++++ PROVIDED DATA ++++

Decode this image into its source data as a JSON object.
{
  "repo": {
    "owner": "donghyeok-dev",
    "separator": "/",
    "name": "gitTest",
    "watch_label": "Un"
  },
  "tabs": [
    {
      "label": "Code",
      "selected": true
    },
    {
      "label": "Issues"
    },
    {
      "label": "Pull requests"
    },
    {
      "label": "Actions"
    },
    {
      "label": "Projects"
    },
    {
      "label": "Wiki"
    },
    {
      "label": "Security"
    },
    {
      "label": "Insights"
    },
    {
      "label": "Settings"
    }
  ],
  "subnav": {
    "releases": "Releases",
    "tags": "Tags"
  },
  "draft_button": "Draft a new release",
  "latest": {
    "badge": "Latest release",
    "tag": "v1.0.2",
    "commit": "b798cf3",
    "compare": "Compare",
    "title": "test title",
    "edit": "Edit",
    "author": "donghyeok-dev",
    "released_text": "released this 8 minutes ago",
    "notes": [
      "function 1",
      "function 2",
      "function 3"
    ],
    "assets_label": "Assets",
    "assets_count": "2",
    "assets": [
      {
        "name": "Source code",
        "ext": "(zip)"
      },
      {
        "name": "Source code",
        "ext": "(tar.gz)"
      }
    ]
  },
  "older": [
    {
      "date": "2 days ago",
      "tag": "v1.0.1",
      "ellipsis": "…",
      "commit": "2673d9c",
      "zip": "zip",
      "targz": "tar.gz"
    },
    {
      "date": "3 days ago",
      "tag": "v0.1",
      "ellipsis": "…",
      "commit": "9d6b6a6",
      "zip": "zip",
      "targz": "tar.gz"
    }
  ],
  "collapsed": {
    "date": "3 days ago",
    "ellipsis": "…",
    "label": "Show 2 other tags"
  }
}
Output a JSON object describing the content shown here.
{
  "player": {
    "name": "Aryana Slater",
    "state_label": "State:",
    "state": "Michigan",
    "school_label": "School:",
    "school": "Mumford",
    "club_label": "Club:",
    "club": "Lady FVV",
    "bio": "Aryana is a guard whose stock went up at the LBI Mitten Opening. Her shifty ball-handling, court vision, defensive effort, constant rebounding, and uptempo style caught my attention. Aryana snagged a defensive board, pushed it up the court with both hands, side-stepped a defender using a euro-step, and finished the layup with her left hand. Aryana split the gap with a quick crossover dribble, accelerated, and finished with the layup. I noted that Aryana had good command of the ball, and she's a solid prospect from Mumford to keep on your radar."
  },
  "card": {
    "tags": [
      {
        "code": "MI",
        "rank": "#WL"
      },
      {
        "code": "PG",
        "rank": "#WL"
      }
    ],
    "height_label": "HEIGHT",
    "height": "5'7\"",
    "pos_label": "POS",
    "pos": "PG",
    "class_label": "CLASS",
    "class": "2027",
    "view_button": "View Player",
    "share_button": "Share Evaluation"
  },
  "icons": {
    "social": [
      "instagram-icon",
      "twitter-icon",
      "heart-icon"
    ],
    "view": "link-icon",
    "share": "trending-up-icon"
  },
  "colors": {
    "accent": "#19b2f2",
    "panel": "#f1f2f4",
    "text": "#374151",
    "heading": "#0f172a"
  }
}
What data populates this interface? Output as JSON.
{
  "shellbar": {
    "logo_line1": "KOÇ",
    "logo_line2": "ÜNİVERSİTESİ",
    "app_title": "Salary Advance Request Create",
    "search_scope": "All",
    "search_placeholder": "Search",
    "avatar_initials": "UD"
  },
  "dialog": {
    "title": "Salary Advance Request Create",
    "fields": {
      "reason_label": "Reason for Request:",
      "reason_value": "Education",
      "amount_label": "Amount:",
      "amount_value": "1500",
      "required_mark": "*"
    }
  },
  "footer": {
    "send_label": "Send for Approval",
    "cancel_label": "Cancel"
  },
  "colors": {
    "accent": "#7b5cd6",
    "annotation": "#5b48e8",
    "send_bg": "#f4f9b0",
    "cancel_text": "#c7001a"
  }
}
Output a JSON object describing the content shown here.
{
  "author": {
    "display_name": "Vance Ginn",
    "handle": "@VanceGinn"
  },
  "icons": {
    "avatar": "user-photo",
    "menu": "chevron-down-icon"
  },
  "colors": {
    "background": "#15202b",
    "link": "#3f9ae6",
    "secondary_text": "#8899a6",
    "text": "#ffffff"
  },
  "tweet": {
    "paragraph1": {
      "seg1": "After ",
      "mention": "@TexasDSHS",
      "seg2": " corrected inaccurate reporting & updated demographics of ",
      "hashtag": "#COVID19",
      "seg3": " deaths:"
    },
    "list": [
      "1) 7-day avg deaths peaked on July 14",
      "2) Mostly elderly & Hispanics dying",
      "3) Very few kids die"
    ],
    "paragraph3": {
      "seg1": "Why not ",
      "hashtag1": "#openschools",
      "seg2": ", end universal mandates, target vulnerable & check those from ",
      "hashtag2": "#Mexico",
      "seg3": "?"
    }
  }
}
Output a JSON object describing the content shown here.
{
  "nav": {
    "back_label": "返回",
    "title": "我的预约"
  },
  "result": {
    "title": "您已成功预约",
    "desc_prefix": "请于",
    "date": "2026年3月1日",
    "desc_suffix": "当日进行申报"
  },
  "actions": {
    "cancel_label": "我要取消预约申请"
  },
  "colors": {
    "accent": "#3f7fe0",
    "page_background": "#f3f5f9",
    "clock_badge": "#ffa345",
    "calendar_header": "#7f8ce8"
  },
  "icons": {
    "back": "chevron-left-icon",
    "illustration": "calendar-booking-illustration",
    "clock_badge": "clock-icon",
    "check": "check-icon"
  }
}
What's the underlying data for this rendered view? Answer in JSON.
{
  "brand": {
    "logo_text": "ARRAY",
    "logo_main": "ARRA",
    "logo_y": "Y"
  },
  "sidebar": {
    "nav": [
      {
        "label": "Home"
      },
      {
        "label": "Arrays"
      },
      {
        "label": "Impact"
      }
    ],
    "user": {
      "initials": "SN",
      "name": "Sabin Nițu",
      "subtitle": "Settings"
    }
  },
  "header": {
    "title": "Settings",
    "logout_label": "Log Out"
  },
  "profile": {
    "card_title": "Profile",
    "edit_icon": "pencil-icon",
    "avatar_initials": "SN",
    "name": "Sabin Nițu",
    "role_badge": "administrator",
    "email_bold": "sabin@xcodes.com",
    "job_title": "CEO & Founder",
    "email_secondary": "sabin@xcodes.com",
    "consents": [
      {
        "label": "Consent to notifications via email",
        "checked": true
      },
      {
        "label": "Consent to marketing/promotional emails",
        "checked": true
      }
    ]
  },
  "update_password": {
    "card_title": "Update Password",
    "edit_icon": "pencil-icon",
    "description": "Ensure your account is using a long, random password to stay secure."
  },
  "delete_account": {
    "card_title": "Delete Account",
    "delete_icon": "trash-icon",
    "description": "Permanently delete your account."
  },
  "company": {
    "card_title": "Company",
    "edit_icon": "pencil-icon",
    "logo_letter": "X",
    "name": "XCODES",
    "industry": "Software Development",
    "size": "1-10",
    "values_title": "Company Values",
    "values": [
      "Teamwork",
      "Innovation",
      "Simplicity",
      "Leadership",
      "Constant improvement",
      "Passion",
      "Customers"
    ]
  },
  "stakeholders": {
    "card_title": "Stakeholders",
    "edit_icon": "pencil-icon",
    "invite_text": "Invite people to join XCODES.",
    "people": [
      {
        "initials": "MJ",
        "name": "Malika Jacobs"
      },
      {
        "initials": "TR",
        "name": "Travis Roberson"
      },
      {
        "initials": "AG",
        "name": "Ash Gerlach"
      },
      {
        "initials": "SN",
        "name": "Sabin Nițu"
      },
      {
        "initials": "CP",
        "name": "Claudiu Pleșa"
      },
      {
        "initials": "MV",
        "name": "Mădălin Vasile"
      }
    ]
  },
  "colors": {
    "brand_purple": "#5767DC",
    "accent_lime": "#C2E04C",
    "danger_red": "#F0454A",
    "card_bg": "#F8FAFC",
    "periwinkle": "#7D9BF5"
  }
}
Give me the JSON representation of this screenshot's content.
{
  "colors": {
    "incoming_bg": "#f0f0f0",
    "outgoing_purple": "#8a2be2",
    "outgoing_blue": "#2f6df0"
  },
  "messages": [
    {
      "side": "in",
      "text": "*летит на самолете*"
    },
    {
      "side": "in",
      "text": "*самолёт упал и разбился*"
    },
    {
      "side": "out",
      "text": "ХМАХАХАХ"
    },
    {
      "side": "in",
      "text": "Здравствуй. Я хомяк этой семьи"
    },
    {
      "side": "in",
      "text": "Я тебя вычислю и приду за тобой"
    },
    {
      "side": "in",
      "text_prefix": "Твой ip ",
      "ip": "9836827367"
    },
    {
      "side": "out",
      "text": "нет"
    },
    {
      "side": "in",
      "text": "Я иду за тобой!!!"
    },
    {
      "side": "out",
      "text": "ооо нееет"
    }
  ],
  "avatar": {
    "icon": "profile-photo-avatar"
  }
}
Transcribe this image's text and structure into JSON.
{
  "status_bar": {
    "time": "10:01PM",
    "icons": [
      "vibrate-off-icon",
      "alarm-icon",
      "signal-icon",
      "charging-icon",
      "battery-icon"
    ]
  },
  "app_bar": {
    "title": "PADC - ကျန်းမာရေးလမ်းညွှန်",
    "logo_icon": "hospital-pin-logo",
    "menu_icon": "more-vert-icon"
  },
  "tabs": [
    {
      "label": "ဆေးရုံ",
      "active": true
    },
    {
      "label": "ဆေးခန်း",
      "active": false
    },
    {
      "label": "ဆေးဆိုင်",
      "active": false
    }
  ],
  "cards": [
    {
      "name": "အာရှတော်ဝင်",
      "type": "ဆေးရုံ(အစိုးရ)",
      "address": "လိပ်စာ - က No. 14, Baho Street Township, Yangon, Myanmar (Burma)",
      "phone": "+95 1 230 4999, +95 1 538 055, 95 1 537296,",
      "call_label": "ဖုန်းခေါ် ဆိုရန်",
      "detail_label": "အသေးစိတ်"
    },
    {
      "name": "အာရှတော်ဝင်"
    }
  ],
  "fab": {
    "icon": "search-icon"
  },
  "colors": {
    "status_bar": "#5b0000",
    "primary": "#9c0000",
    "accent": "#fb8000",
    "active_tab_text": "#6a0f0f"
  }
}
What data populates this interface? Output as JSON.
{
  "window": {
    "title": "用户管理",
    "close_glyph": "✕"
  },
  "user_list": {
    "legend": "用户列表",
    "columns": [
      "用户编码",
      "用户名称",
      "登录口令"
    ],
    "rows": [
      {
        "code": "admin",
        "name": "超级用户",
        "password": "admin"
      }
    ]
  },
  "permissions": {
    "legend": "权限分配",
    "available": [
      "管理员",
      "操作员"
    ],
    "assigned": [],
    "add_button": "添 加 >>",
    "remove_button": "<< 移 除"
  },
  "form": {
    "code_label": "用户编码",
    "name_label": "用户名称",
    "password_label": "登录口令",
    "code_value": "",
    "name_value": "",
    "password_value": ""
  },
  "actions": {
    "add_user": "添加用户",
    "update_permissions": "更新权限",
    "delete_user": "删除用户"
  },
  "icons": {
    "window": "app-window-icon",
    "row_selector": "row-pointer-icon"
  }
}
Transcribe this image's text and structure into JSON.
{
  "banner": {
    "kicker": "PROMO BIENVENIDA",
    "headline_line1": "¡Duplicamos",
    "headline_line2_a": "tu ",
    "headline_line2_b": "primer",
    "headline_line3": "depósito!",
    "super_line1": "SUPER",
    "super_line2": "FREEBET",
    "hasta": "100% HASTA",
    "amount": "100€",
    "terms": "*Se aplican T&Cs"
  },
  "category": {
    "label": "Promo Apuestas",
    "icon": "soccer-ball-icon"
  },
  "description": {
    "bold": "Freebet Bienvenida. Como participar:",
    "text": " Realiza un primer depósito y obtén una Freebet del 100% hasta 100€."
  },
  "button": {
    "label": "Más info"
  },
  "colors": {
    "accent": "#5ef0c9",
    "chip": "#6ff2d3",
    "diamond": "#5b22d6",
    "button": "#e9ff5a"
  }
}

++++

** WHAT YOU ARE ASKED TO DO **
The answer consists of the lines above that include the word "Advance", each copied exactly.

** RESULT **
    "app_title": "Salary Advance Request Create",
    "title": "Salary Advance Request Create",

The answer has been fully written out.